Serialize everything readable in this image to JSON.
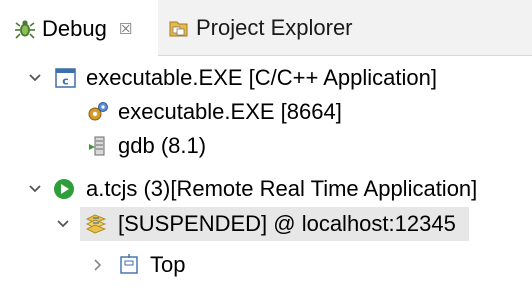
{
  "tabs": {
    "debug": {
      "label": "Debug",
      "close": "☒",
      "icon": "debug-bug-icon"
    },
    "project_explorer": {
      "label": "Project Explorer",
      "icon": "project-explorer-icon"
    }
  },
  "tree": {
    "items": [
      {
        "label": "executable.EXE [C/C++ Application]",
        "icon": "c-application-icon",
        "expanded": true
      },
      {
        "label": "executable.EXE [8664]",
        "icon": "process-gears-icon"
      },
      {
        "label": "gdb (8.1)",
        "icon": "gdb-icon"
      },
      {
        "label": "a.tcjs (3)[Remote Real Time Application]",
        "icon": "launch-green-icon",
        "expanded": true
      },
      {
        "label": "[SUSPENDED] @ localhost:12345",
        "icon": "suspended-thread-icon",
        "expanded": true,
        "selected": true
      },
      {
        "label": "Top",
        "icon": "stack-frame-icon",
        "expanded": false
      }
    ]
  }
}
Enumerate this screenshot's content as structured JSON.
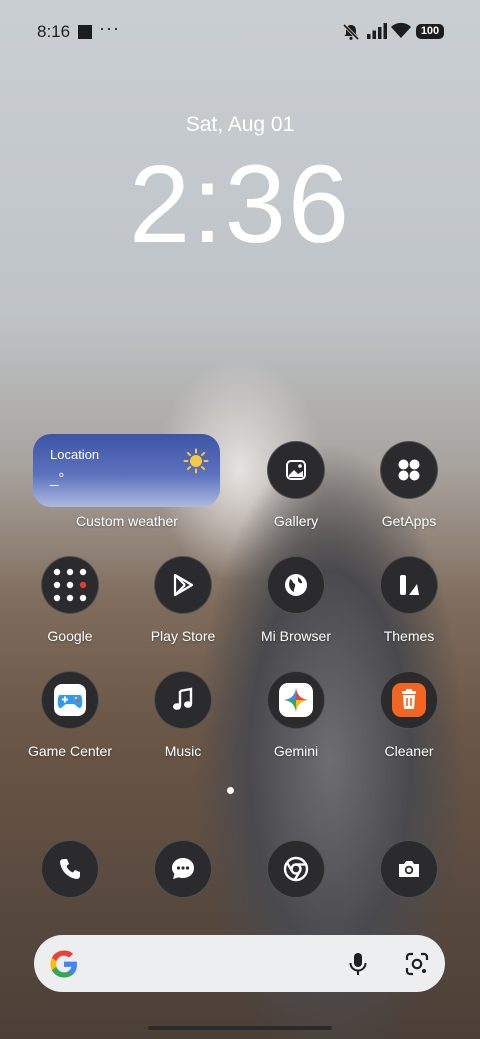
{
  "status_bar": {
    "time": "8:16",
    "more": "···",
    "battery": "100"
  },
  "lockscreen": {
    "date": "Sat, Aug 01",
    "clock": "2:36"
  },
  "weather_widget": {
    "location": "Location",
    "temperature": "_°",
    "label": "Custom weather"
  },
  "apps": {
    "gallery": "Gallery",
    "getapps": "GetApps",
    "google": "Google",
    "play_store": "Play Store",
    "mi_browser": "Mi Browser",
    "themes": "Themes",
    "game_center": "Game Center",
    "music": "Music",
    "gemini": "Gemini",
    "cleaner": "Cleaner"
  },
  "dock": [
    "phone-icon",
    "messages-icon",
    "chrome-icon",
    "camera-icon"
  ],
  "colors": {
    "icon_bg": "#2b2b2d",
    "weather_top": "#3e55a6",
    "cleaner_orange": "#f26522",
    "game_blue": "#2f9bf0"
  }
}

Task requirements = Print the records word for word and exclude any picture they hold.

Task result =
Serialize everything readable in this image to JSON.
{
  "tabs": {
    "debug": {
      "label": "Debug",
      "close": "☒",
      "icon": "debug-bug-icon"
    },
    "project_explorer": {
      "label": "Project Explorer",
      "icon": "project-explorer-icon"
    }
  },
  "tree": {
    "items": [
      {
        "label": "executable.EXE [C/C++ Application]",
        "icon": "c-application-icon",
        "expanded": true
      },
      {
        "label": "executable.EXE [8664]",
        "icon": "process-gears-icon"
      },
      {
        "label": "gdb (8.1)",
        "icon": "gdb-icon"
      },
      {
        "label": "a.tcjs (3)[Remote Real Time Application]",
        "icon": "launch-green-icon",
        "expanded": true
      },
      {
        "label": "[SUSPENDED] @ localhost:12345",
        "icon": "suspended-thread-icon",
        "expanded": true,
        "selected": true
      },
      {
        "label": "Top",
        "icon": "stack-frame-icon",
        "expanded": false
      }
    ]
  }
}
Enumerate this screenshot's content as structured JSON.
{
  "status_bar": {
    "time": "8:16",
    "more": "···",
    "battery": "100"
  },
  "lockscreen": {
    "date": "Sat, Aug 01",
    "clock": "2:36"
  },
  "weather_widget": {
    "location": "Location",
    "temperature": "_°",
    "label": "Custom weather"
  },
  "apps": {
    "gallery": "Gallery",
    "getapps": "GetApps",
    "google": "Google",
    "play_store": "Play Store",
    "mi_browser": "Mi Browser",
    "themes": "Themes",
    "game_center": "Game Center",
    "music": "Music",
    "gemini": "Gemini",
    "cleaner": "Cleaner"
  },
  "dock": [
    "phone-icon",
    "messages-icon",
    "chrome-icon",
    "camera-icon"
  ],
  "colors": {
    "icon_bg": "#2b2b2d",
    "weather_top": "#3e55a6",
    "cleaner_orange": "#f26522",
    "game_blue": "#2f9bf0"
  }
}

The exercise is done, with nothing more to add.